**Your task:** Copy each line containing "JSON" from the listing below.

**Records to use:**
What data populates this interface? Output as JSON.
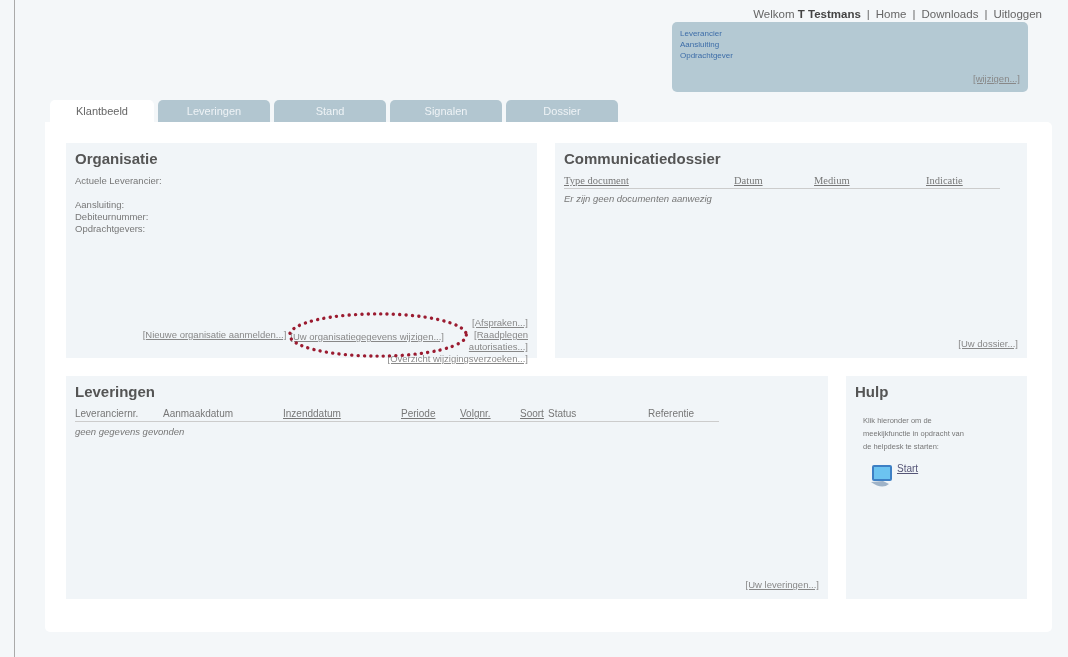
{
  "header": {
    "items": [
      {
        "kind": "welcome",
        "text": "Welkom **T Testmans**"
      },
      {
        "kind": "separator",
        "text": "|"
      },
      {
        "kind": "link",
        "text": "Home"
      },
      {
        "kind": "separator",
        "text": "|"
      },
      {
        "kind": "link",
        "text": "Downloads"
      },
      {
        "kind": "separator",
        "text": "|"
      },
      {
        "kind": "link",
        "text": "Uitloggen"
      }
    ]
  },
  "context_box": {
    "links": [
      "Leverancier",
      "Aansluiting",
      "Opdrachtgever"
    ],
    "action": "[wijzigen...]"
  },
  "tabs": [
    {
      "label": "Klantbeeld",
      "selected": true
    },
    {
      "label": "Leveringen",
      "selected": false
    },
    {
      "label": "Stand",
      "selected": false
    },
    {
      "label": "Signalen",
      "selected": false
    },
    {
      "label": "Dossier",
      "selected": false
    }
  ],
  "organisatie": {
    "title": "Organisatie",
    "field_groups": [
      [
        "Actuele Leverancier:"
      ],
      [
        "Aansluiting:",
        "Debiteurnummer:",
        "Opdrachtgevers:"
      ]
    ],
    "link_rows": [
      [
        {
          "text": "[Afspraken...]",
          "highlighted": false
        }
      ],
      [
        {
          "text": "[Nieuwe organisatie aanmelden...]",
          "highlighted": false
        },
        {
          "text": "[Uw organisatiegegevens wijzigen...]",
          "highlighted": true
        },
        {
          "text": "[Raadplegen autorisaties...]",
          "highlighted": false
        }
      ],
      [
        {
          "text": "[Overzicht wijzigingsverzoeken...]",
          "highlighted": false
        }
      ]
    ]
  },
  "communicatiedossier": {
    "title": "Communicatiedossier",
    "columns": [
      {
        "label": "Type document",
        "sortable": true
      },
      {
        "label": "Datum",
        "sortable": true
      },
      {
        "label": "Medium",
        "sortable": true
      },
      {
        "label": "Indicatie",
        "sortable": true
      }
    ],
    "empty_text": "Er zijn geen documenten aanwezig",
    "footer_link": "[Uw dossier...]"
  },
  "leveringen": {
    "title": "Leveringen",
    "columns": [
      {
        "label": "Leveranciernr.",
        "sortable": false
      },
      {
        "label": "Aanmaakdatum",
        "sortable": false
      },
      {
        "label": "Inzenddatum",
        "sortable": true
      },
      {
        "label": "Periode",
        "sortable": true
      },
      {
        "label": "Volgnr.",
        "sortable": true
      },
      {
        "label": "Soort",
        "sortable": true
      },
      {
        "label": "Status",
        "sortable": false
      },
      {
        "label": "Referentie",
        "sortable": false
      }
    ],
    "empty_text": "geen gegevens gevonden",
    "footer_link": "[Uw leveringen...]"
  },
  "hulp": {
    "title": "Hulp",
    "text": "Klik hieronder om de meekijkfunctie in opdracht van de helpdesk te starten:",
    "start_link": "Start"
  }
}
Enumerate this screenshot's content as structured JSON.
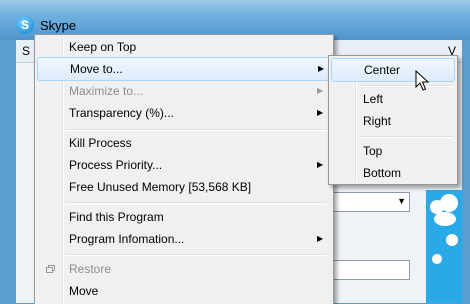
{
  "window": {
    "title": "Skype",
    "icon": "skype-logo-icon",
    "menubar_left": "S",
    "menubar_right": "V"
  },
  "main_menu": {
    "items": [
      {
        "label": "Keep on Top"
      },
      {
        "label": "Move to...",
        "submenu": true,
        "highlighted": true
      },
      {
        "label": "Maximize to...",
        "submenu": true,
        "disabled": true
      },
      {
        "label": "Transparency (%)...",
        "submenu": true
      },
      {
        "label": "Kill Process"
      },
      {
        "label": "Process Priority...",
        "submenu": true
      },
      {
        "label": "Free Unused Memory [53,568 KB]"
      },
      {
        "label": "Find this Program"
      },
      {
        "label": "Program Infomation...",
        "submenu": true
      },
      {
        "label": "Restore",
        "disabled": true,
        "icon": "restore-icon"
      },
      {
        "label": "Move"
      }
    ]
  },
  "submenu": {
    "items": [
      {
        "label": "Center",
        "highlighted": true
      },
      {
        "label": "Left"
      },
      {
        "label": "Right"
      },
      {
        "label": "Top"
      },
      {
        "label": "Bottom"
      }
    ]
  },
  "colors": {
    "highlight_border": "#a8d8f8",
    "menu_bg": "#f0f0f0",
    "title_bar": "#6fb0df",
    "skype_blue": "#2aa9e8"
  }
}
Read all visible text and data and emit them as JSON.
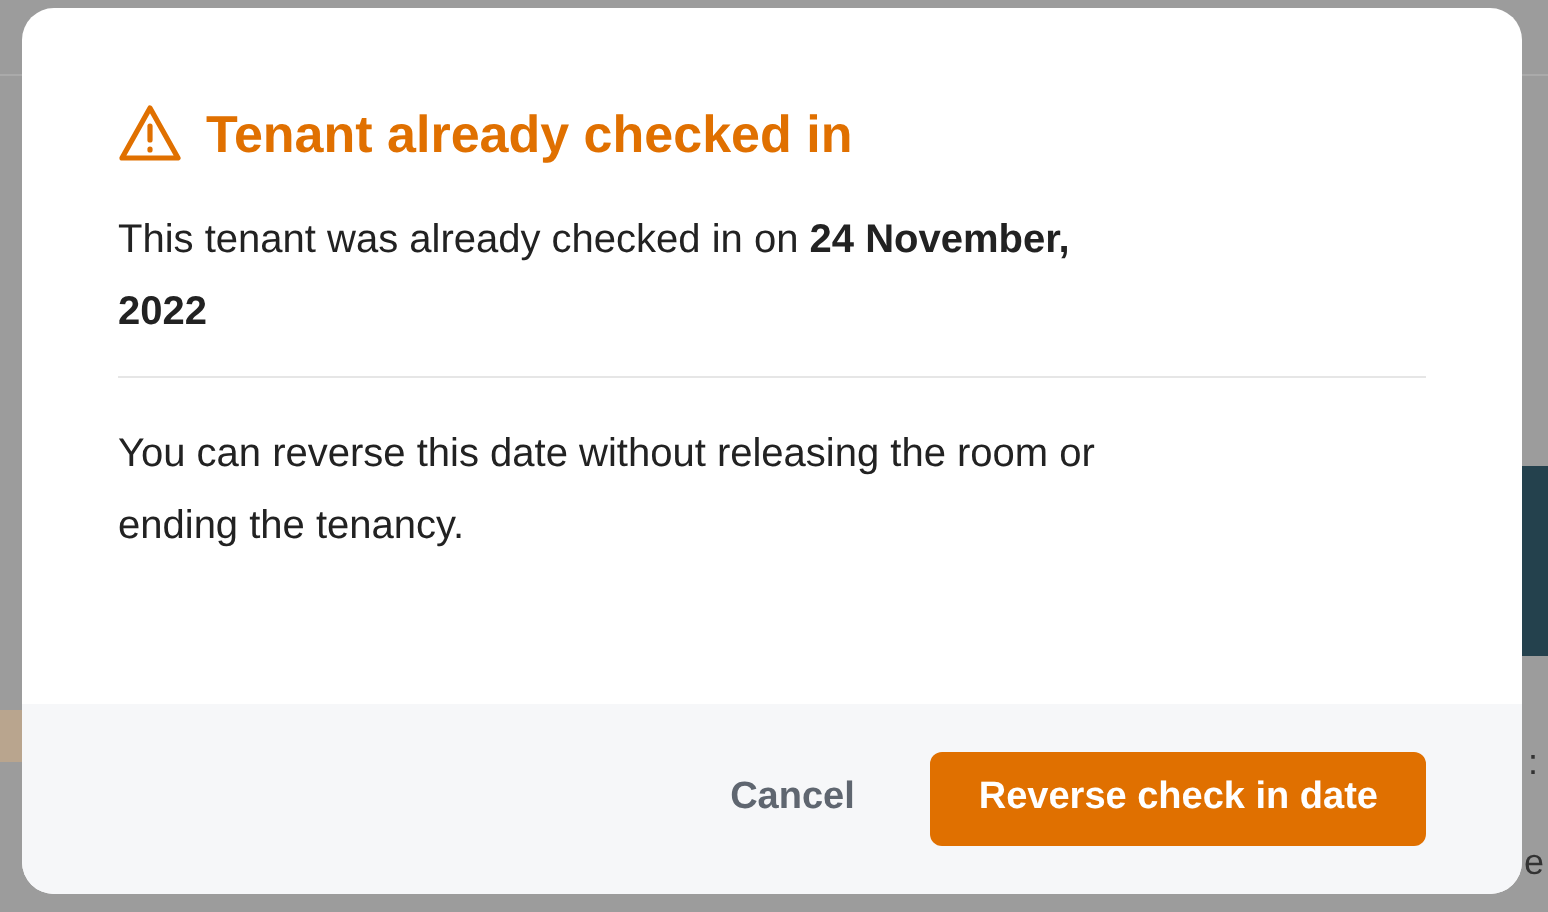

**The answer:**
What data populates this interface? Output as JSON.
Enumerate this screenshot's content as structured JSON.
Read all visible text and data and emit them as JSON.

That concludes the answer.